**THE PROBLEM**
The word to look for is "kind". Report every line of the entries below that has it.

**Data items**
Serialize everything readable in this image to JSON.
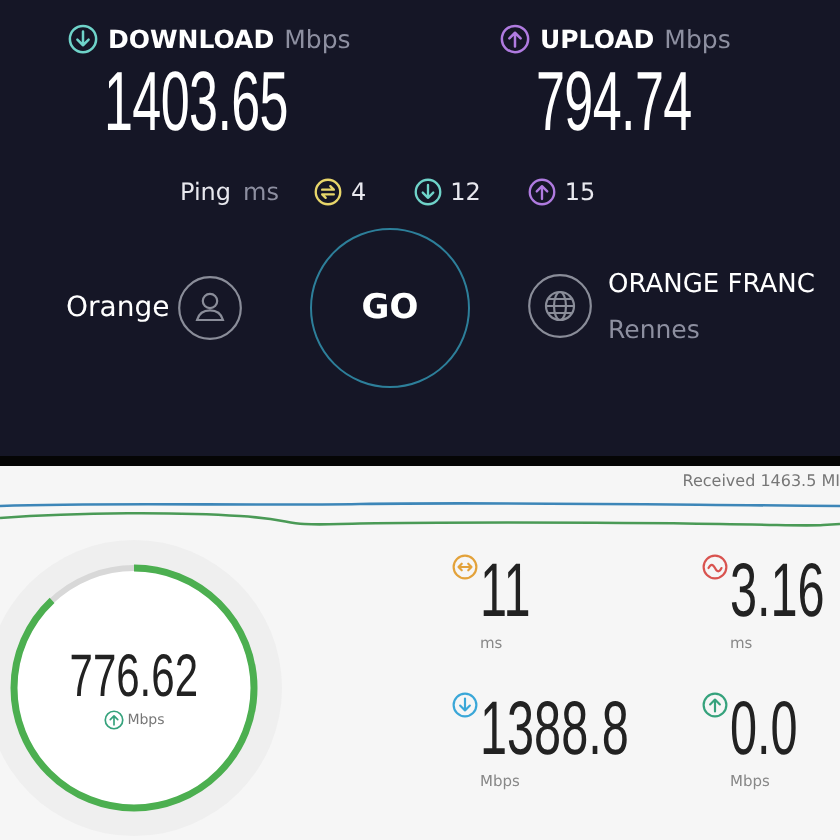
{
  "speedtest": {
    "results": [
      {
        "kind": "download",
        "label": "DOWNLOAD",
        "unit": "Mbps",
        "value": "1403.65"
      },
      {
        "kind": "upload",
        "label": "UPLOAD",
        "unit": "Mbps",
        "value": "794.74"
      }
    ],
    "ping": {
      "label": "Ping",
      "unit": "ms",
      "values": [
        {
          "kind": "idle",
          "value": "4"
        },
        {
          "kind": "download",
          "value": "12"
        },
        {
          "kind": "upload",
          "value": "15"
        }
      ]
    },
    "provider": {
      "name": "Orange"
    },
    "go_button": "GO",
    "server": {
      "name": "ORANGE FRANC",
      "location": "Rennes"
    }
  },
  "test_panel": {
    "received": "Received 1463.5 MI",
    "gauge": {
      "value": "776.62",
      "unit": "Mbps",
      "level": 0.88
    },
    "stats": [
      {
        "kind": "latency",
        "value": "11",
        "unit": "ms"
      },
      {
        "kind": "jitter",
        "value": "3.16",
        "unit": "ms"
      },
      {
        "kind": "download",
        "value": "1388.8",
        "unit": "Mbps"
      },
      {
        "kind": "upload",
        "value": "0.0",
        "unit": "Mbps"
      }
    ]
  }
}
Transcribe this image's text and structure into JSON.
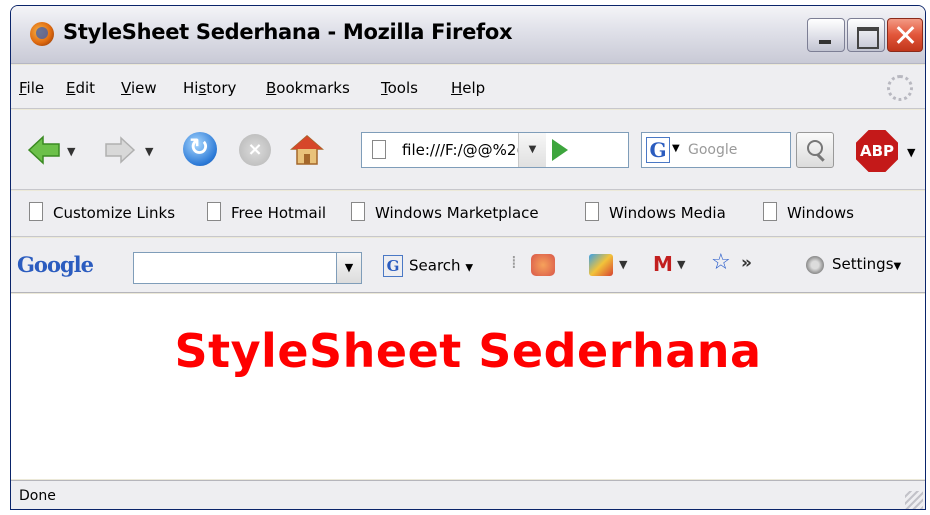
{
  "window": {
    "title": "StyleSheet Sederhana - Mozilla Firefox"
  },
  "menu": {
    "items": [
      {
        "label": "File",
        "underline": "F",
        "rest": "ile"
      },
      {
        "label": "Edit",
        "underline": "E",
        "rest": "dit"
      },
      {
        "label": "View",
        "underline": "V",
        "rest": "iew"
      },
      {
        "label": "History",
        "pre": "Hi",
        "underline": "s",
        "rest": "tory"
      },
      {
        "label": "Bookmarks",
        "underline": "B",
        "rest": "ookmarks"
      },
      {
        "label": "Tools",
        "underline": "T",
        "rest": "ools"
      },
      {
        "label": "Help",
        "underline": "H",
        "rest": "elp"
      }
    ]
  },
  "navigation": {
    "url": "file:///F:/@@%2(",
    "search_engine_letter": "G",
    "search_placeholder": "Google",
    "adblock_label": "ABP"
  },
  "bookmarks": {
    "items": [
      "Customize Links",
      "Free Hotmail",
      "Windows Marketplace",
      "Windows Media",
      "Windows"
    ]
  },
  "google_toolbar": {
    "logo": "Google",
    "search_label": "Search",
    "more_label": "»",
    "settings_label": "Settings"
  },
  "content": {
    "heading": "StyleSheet Sederhana"
  },
  "status": {
    "text": "Done"
  },
  "colors": {
    "heading": "#ff0000",
    "title_bar": "#dcdde6",
    "chrome": "#eeeef1"
  },
  "icons": [
    "firefox-icon",
    "back-icon",
    "forward-icon",
    "reload-icon",
    "stop-icon",
    "home-icon",
    "page-icon",
    "go-icon",
    "search-magnifier-icon",
    "adblock-icon",
    "gear-icon",
    "gmail-icon",
    "star-icon"
  ]
}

**SOLUTION TO THE EXERCISE**
        "kind": "download",
        "kind": "upload",
          "kind": "idle",
          "kind": "download",
          "kind": "upload",
        "kind": "latency",
        "kind": "jitter",
        "kind": "download",
        "kind": "upload",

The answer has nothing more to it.